Army officer takes first place at Marine Corps Marathon

Army 2nd Lt. Trevor Lafontaine bested 30,000 runners in his first ever marathon at the 40th annual Marine Corps Marathon on Sunday with a time of 2 hours 24 minutes.

Drizzly weather and competition from runners of all ages and experience didn't slow down Lafontaine, who found a good pace the others couldn't maintain.

"Probably with about four miles to go, I realized, 'OK, I'm not going to fall apart at this point,'" said Lafontaine, 22. "I was hurting at the end, but I think everyone else was hurting, too."

Running in his ninth consecutive Marine Corps Marathon, Richard Powell, 1st Battalion, 23rd Marines, finished first among Marines with a time of 2 hours 35 minutes.

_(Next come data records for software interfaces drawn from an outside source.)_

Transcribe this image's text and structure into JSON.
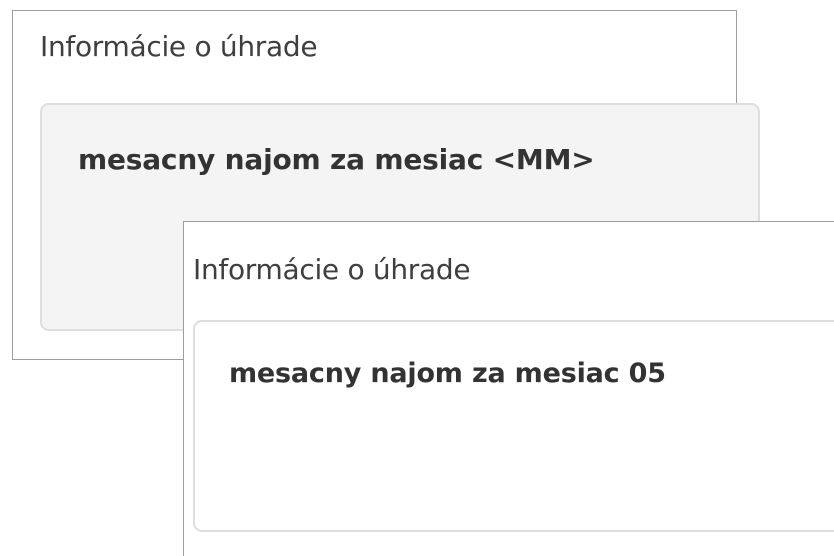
{
  "panels": [
    {
      "title": "Informácie o úhrade",
      "field_value": "mesacny najom za mesiac <MM>"
    },
    {
      "title": "Informácie o úhrade",
      "field_value": "mesacny najom za mesiac 05"
    }
  ],
  "colors": {
    "panel_border": "#9e9e9e",
    "field_border": "#dedede",
    "field_background_template": "#f4f4f4",
    "field_background_filled": "#ffffff",
    "title_text": "#3f3f3f",
    "value_text": "#333333"
  }
}
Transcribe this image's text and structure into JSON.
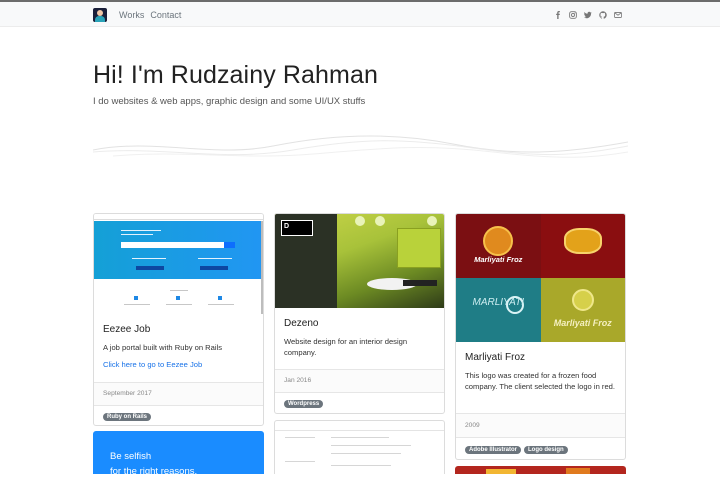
{
  "nav": {
    "links": [
      "Works",
      "Contact"
    ],
    "social_icons": [
      "facebook-icon",
      "instagram-icon",
      "twitter-icon",
      "github-icon",
      "email-icon"
    ]
  },
  "hero": {
    "title": "Hi! I'm Rudzainy Rahman",
    "subtitle": "I do websites & web apps, graphic design and some UI/UX stuffs"
  },
  "cards": [
    {
      "title": "Eezee Job",
      "text": "A job portal built with Ruby on Rails",
      "link": "Click here to go to Eezee Job",
      "date": "September 2017",
      "tags": [
        "Ruby on Rails"
      ]
    },
    {
      "title": "Dezeno",
      "text": "Website design for an interior design company.",
      "date": "Jan 2016",
      "tags": [
        "Wordpress"
      ]
    },
    {
      "title": "Marliyati Froz",
      "text": "This logo was created for a frozen food company. The client selected the logo in red.",
      "date": "2009",
      "tags": [
        "Adobe Illustrator",
        "Logo design"
      ]
    }
  ],
  "promo": {
    "line1": "Be selfish",
    "line2": "for the right reasons."
  },
  "colors": {
    "accent": "#1a8cff",
    "link": "#1a73e8",
    "tag": "#6c757d"
  }
}
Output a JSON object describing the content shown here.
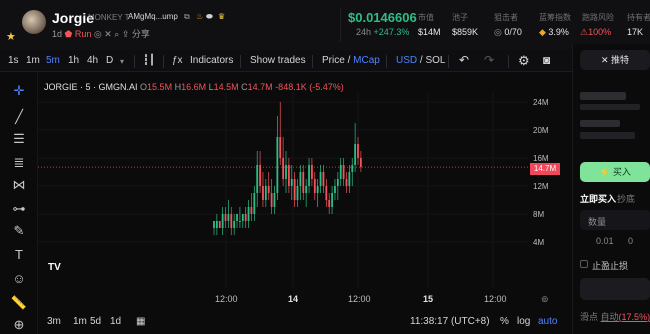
{
  "header": {
    "ticker": "Jorgie",
    "token_name": "MONKEY T",
    "address": "AMgMq...ump",
    "age": "1d",
    "run_label": "Run",
    "share_label": "分享",
    "price": "$0.0146606",
    "period": "24h",
    "change": "+247.3%",
    "stats": [
      {
        "label": "市值",
        "value": "$14M"
      },
      {
        "label": "池子",
        "value": "$859K"
      },
      {
        "label": "狙击者",
        "value": "0/70"
      },
      {
        "label": "蓝筹指数",
        "value": "3.9%"
      },
      {
        "label": "跑路风险",
        "value": "100%"
      },
      {
        "label": "持有者",
        "value": "17K"
      }
    ]
  },
  "toolbar": {
    "intervals": [
      "1s",
      "1m",
      "5m",
      "1h",
      "4h",
      "D"
    ],
    "active_interval": "5m",
    "indicators": "Indicators",
    "show_trades": "Show trades",
    "price_label": "Price",
    "mcap_label": "MCap",
    "usd_label": "USD",
    "sol_label": "SOL"
  },
  "chart_legend": {
    "title": "JORGIE · 5 · GMGN.AI",
    "o_label": "O",
    "o": "15.5M",
    "h_label": "H",
    "h": "16.6M",
    "l_label": "L",
    "l": "14.5M",
    "c_label": "C",
    "c": "14.7M",
    "change": "-848.1K (-5.47%)"
  },
  "chart_data": {
    "type": "candlestick",
    "ylabels": [
      "24M",
      "20M",
      "16M",
      "12M",
      "8M",
      "4M"
    ],
    "yvalues": [
      24,
      20,
      16,
      12,
      8,
      4
    ],
    "ylim": [
      0,
      26
    ],
    "xlabels": [
      "12:00",
      "14",
      "12:00",
      "15",
      "12:00"
    ],
    "current_value": 14.7,
    "current_label": "14.7M",
    "candles": [
      [
        6,
        7,
        5,
        7
      ],
      [
        6,
        8,
        5,
        7
      ],
      [
        7,
        7,
        6,
        6
      ],
      [
        6,
        9,
        5,
        8
      ],
      [
        8,
        9,
        6,
        7
      ],
      [
        7,
        10,
        6,
        8
      ],
      [
        8,
        9,
        5,
        6
      ],
      [
        6,
        8,
        5,
        7
      ],
      [
        7,
        8,
        6,
        8
      ],
      [
        7,
        9,
        6,
        7
      ],
      [
        7,
        8,
        6,
        8
      ],
      [
        8,
        9,
        6,
        7
      ],
      [
        7,
        10,
        6,
        9
      ],
      [
        9,
        11,
        7,
        8
      ],
      [
        8,
        12,
        7,
        11
      ],
      [
        11,
        17,
        9,
        15
      ],
      [
        15,
        17,
        11,
        12
      ],
      [
        12,
        14,
        9,
        10
      ],
      [
        10,
        13,
        9,
        12
      ],
      [
        12,
        14,
        10,
        11
      ],
      [
        11,
        13,
        8,
        9
      ],
      [
        9,
        12,
        8,
        11
      ],
      [
        11,
        22,
        10,
        19
      ],
      [
        19,
        24,
        15,
        16
      ],
      [
        16,
        19,
        12,
        13
      ],
      [
        13,
        17,
        11,
        15
      ],
      [
        15,
        16,
        11,
        12
      ],
      [
        12,
        15,
        10,
        13
      ],
      [
        13,
        14,
        9,
        10
      ],
      [
        10,
        13,
        9,
        12
      ],
      [
        12,
        15,
        10,
        14
      ],
      [
        14,
        15,
        10,
        11
      ],
      [
        11,
        13,
        9,
        12
      ],
      [
        12,
        16,
        11,
        15
      ],
      [
        15,
        16,
        12,
        13
      ],
      [
        13,
        14,
        10,
        11
      ],
      [
        11,
        13,
        9,
        12
      ],
      [
        12,
        15,
        11,
        14
      ],
      [
        14,
        15,
        11,
        12
      ],
      [
        12,
        13,
        9,
        10
      ],
      [
        10,
        11,
        8,
        9
      ],
      [
        9,
        12,
        8,
        11
      ],
      [
        11,
        13,
        10,
        12
      ],
      [
        12,
        14,
        10,
        13
      ],
      [
        13,
        16,
        12,
        15
      ],
      [
        15,
        16,
        12,
        13
      ],
      [
        13,
        14,
        11,
        12
      ],
      [
        12,
        15,
        11,
        14
      ],
      [
        14,
        16,
        12,
        15
      ],
      [
        15,
        21,
        14,
        18
      ],
      [
        18,
        19,
        15,
        16
      ],
      [
        16,
        17,
        14,
        14.7
      ]
    ]
  },
  "bottom": {
    "ranges": [
      "3m",
      "1m",
      "5d",
      "1d"
    ],
    "time": "11:38:17 (UTC+8)",
    "pct": "%",
    "log": "log",
    "auto": "auto"
  },
  "right_panel": {
    "twitter": "推特",
    "buy_label": "买入",
    "tab_buy_now": "立即买入",
    "tab_limit": "抄底",
    "qty_label": "数量",
    "qty_presets": [
      "0.01",
      "0"
    ],
    "stop_label": "止盈止损",
    "slippage_label": "滑点",
    "slippage_mode": "自动",
    "slippage_value": "17.5%"
  }
}
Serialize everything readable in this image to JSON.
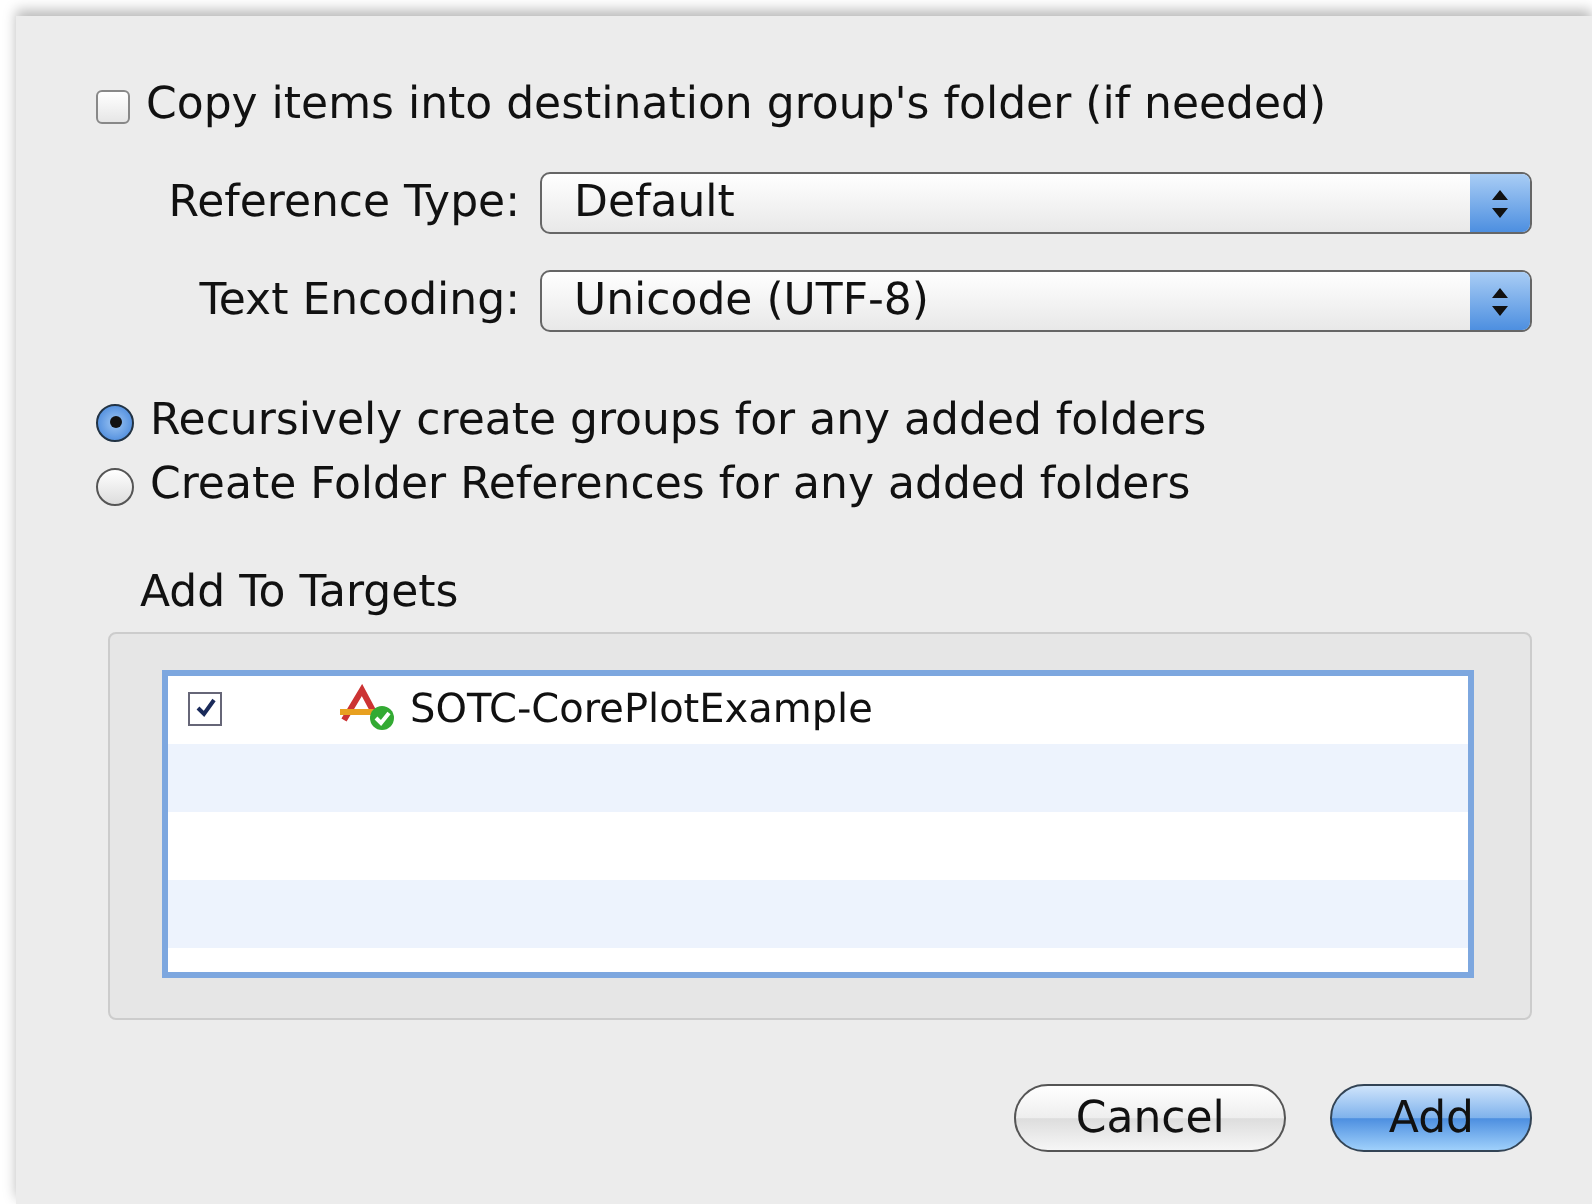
{
  "copy_items": {
    "label": "Copy items into destination group's folder (if needed)",
    "checked": false
  },
  "popups": [
    {
      "label": "Reference Type:",
      "value": "Default"
    },
    {
      "label": "Text Encoding:",
      "value": "Unicode (UTF-8)"
    }
  ],
  "group_options": [
    {
      "label": "Recursively create groups for any added folders",
      "selected": true
    },
    {
      "label": "Create Folder References for any added folders",
      "selected": false
    }
  ],
  "targets": {
    "title": "Add To Targets",
    "items": [
      {
        "name": "SOTC-CorePlotExample",
        "checked": true
      }
    ]
  },
  "buttons": [
    {
      "label": "Cancel",
      "default": false
    },
    {
      "label": "Add",
      "default": true
    }
  ]
}
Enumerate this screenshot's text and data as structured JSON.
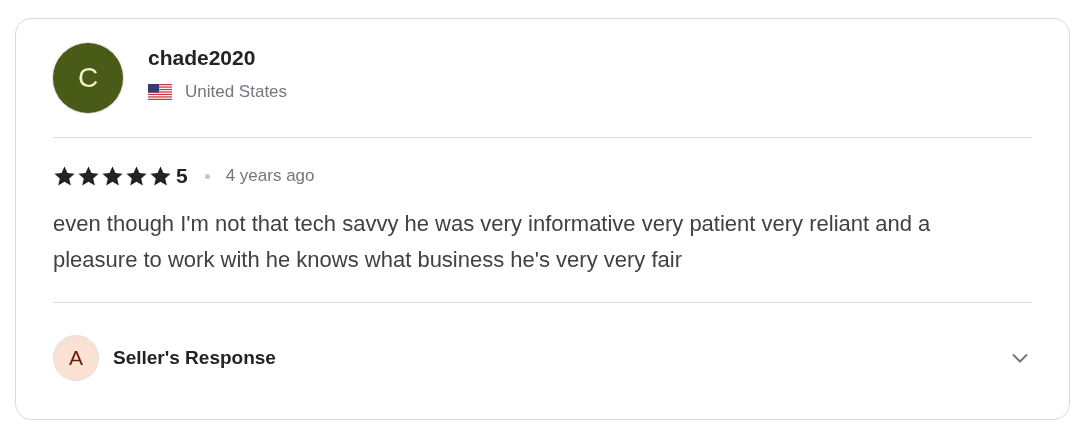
{
  "review": {
    "avatar_letter": "C",
    "color": "#4a5a17",
    "username": "chade2020",
    "country": "United States",
    "stars": 5,
    "rating": "5",
    "time": "4 years ago",
    "text": "even though I'm not that tech savvy he was very informative very patient very reliant and a pleasure to work with he knows what business he's very very fair"
  },
  "seller_response": {
    "avatar_letter": "A",
    "label": "Seller's Response",
    "expanded": false
  }
}
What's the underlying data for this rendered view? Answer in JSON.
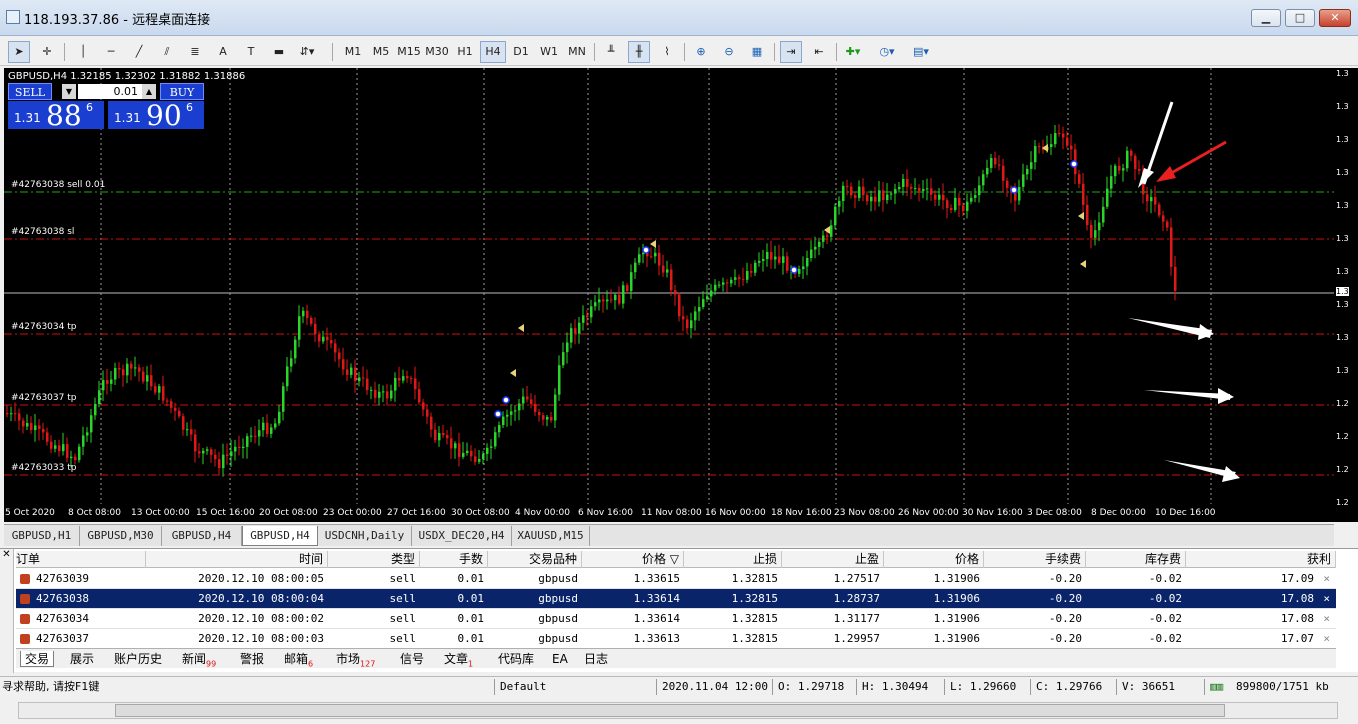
{
  "window": {
    "title": "118.193.37.86 - 远程桌面连接",
    "minimize": "▁",
    "maximize": "□",
    "close": "✕"
  },
  "toolbar": {
    "timeframes": [
      "M1",
      "M5",
      "M15",
      "M30",
      "H1",
      "H4",
      "D1",
      "W1",
      "MN"
    ],
    "active_timeframe": "H4"
  },
  "chart": {
    "symbol_info": "GBPUSD,H4  1.32185  1.32302  1.31882  1.31886",
    "sell_label": "SELL",
    "buy_label": "BUY",
    "lot": "0.01",
    "sell_price": {
      "prefix": "1.31",
      "big": "88",
      "sup": "6"
    },
    "buy_price": {
      "prefix": "1.31",
      "big": "90",
      "sup": "6"
    },
    "order_lines": [
      {
        "label": "#42763038 sell 0.01",
        "color": "#1fa81f"
      },
      {
        "label": "#42763038 sl",
        "color": "#c81010"
      },
      {
        "label": "#42763034 tp",
        "color": "#c81010"
      },
      {
        "label": "#42763037 tp",
        "color": "#c81010"
      },
      {
        "label": "#42763033 tp",
        "color": "#c81010"
      }
    ],
    "date_labels": [
      "5 Oct 2020",
      "8 Oct 08:00",
      "13 Oct 00:00",
      "15 Oct 16:00",
      "20 Oct 08:00",
      "23 Oct 00:00",
      "27 Oct 16:00",
      "30 Oct 08:00",
      "4 Nov 00:00",
      "6 Nov 16:00",
      "11 Nov 08:00",
      "16 Nov 00:00",
      "18 Nov 16:00",
      "23 Nov 08:00",
      "26 Nov 00:00",
      "30 Nov 16:00",
      "3 Dec 08:00",
      "8 Dec 00:00",
      "10 Dec 16:00"
    ],
    "right_scale": [
      "1.3",
      "1.3",
      "1.3",
      "1.3",
      "1.3",
      "1.3",
      "1.3",
      "1.3",
      "1.3",
      "1.3",
      "1.2",
      "1.2",
      "1.2",
      "1.2"
    ],
    "current_price_tag": "1.3",
    "bull_color": "#29d629",
    "bear_color": "#e01818"
  },
  "chart_tabs": [
    "GBPUSD,H1",
    "GBPUSD,M30",
    "GBPUSD,H4",
    "GBPUSD,H4",
    "USDCNH,Daily",
    "USDX_DEC20,H4",
    "XAUUSD,M15"
  ],
  "active_chart_tab": 3,
  "terminal": {
    "side_label": "✕",
    "columns": [
      "订单",
      "时间",
      "类型",
      "手数",
      "交易品种",
      "价格 ▽",
      "止损",
      "止盈",
      "价格",
      "手续费",
      "库存费",
      "获利"
    ],
    "rows": [
      [
        "42763039",
        "2020.12.10 08:00:05",
        "sell",
        "0.01",
        "gbpusd",
        "1.33615",
        "1.32815",
        "1.27517",
        "1.31906",
        "-0.20",
        "-0.02",
        "17.09"
      ],
      [
        "42763038",
        "2020.12.10 08:00:04",
        "sell",
        "0.01",
        "gbpusd",
        "1.33614",
        "1.32815",
        "1.28737",
        "1.31906",
        "-0.20",
        "-0.02",
        "17.08"
      ],
      [
        "42763034",
        "2020.12.10 08:00:02",
        "sell",
        "0.01",
        "gbpusd",
        "1.33614",
        "1.32815",
        "1.31177",
        "1.31906",
        "-0.20",
        "-0.02",
        "17.08"
      ],
      [
        "42763037",
        "2020.12.10 08:00:03",
        "sell",
        "0.01",
        "gbpusd",
        "1.33613",
        "1.32815",
        "1.29957",
        "1.31906",
        "-0.20",
        "-0.02",
        "17.07"
      ]
    ],
    "selected_row": 1,
    "tabs": [
      {
        "label": "交易",
        "badge": ""
      },
      {
        "label": "展示",
        "badge": ""
      },
      {
        "label": "账户历史",
        "badge": ""
      },
      {
        "label": "新闻",
        "badge": "99"
      },
      {
        "label": "警报",
        "badge": ""
      },
      {
        "label": "邮箱",
        "badge": "6"
      },
      {
        "label": "市场",
        "badge": "127"
      },
      {
        "label": "信号",
        "badge": ""
      },
      {
        "label": "文章",
        "badge": "1"
      },
      {
        "label": "代码库",
        "badge": ""
      },
      {
        "label": "EA",
        "badge": ""
      },
      {
        "label": "日志",
        "badge": ""
      }
    ]
  },
  "status": {
    "help": "寻求帮助, 请按F1键",
    "profile": "Default",
    "datetime": "2020.11.04 12:00",
    "open": "O: 1.29718",
    "high": "H: 1.30494",
    "low": "L: 1.29660",
    "close": "C: 1.29766",
    "volume": "V: 36651",
    "traffic": "899800/1751 kb"
  }
}
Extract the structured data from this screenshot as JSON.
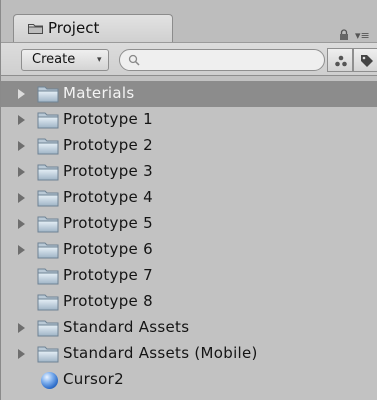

"It was a little more painful than last year," said 27-year-old Powell, who also finished as the first Marine last year. "It's always a good feeling coming across the line as the first Marine."

Powell's eight-year service contract ends in three weeks. Despite transitioning to life after the Corps attending Syracuse University College of Law, Powell said he would run in the Marine Corps Marathon next year.

"I'll be back next year to make it my solid tenth Marine Corps Marathon in a row. And I'll just keep running as long as I can." Powell said. "This is the best thing I can do for the Marine Corps is run and represent for the team."

Jenny Mendez Suanca, 35, from Costa Rica, was the first female finisher, coming in at 2 hours 45 minutes.

The 26.2-mile course celebrated its 40th run with two Marine Corps Marathon hall of famers. The "Groundpounders" Will Brown and Al Richmond, retired Marine colonels, have run in every race since its founding.

Known for monuments that dot the course, the Marine Corps Marathon is also the largest marathon to not award prize money, dubbing the race "The People's Marathon."

Lance Cpl. Austin Marshall, 25, said the race draws so many people for the historic sites in its path alone.

"A lot of people enjoy just running through D.C., just seeing the monuments. This marathon has made a name for itself."

Runners from more than 50 countries participated in the race, including members from English, Spanish and German military forces, among others.

Lance Cpl. Carmine Mancini, 21, said he talked with Georgian armed forces members and a former military school classmate checking in for the race.

"It kind of brings everyone closer," Mancini said. "It's kind of like camaraderie, you get a bunch of friends together and you roll 26.2 miles."

Despite finishing nearly two minutes ahead of second place finisher Oscar Mateo Santos, Lafontaine waited at the finish line to embrace Santos and cheer on his Army teammates.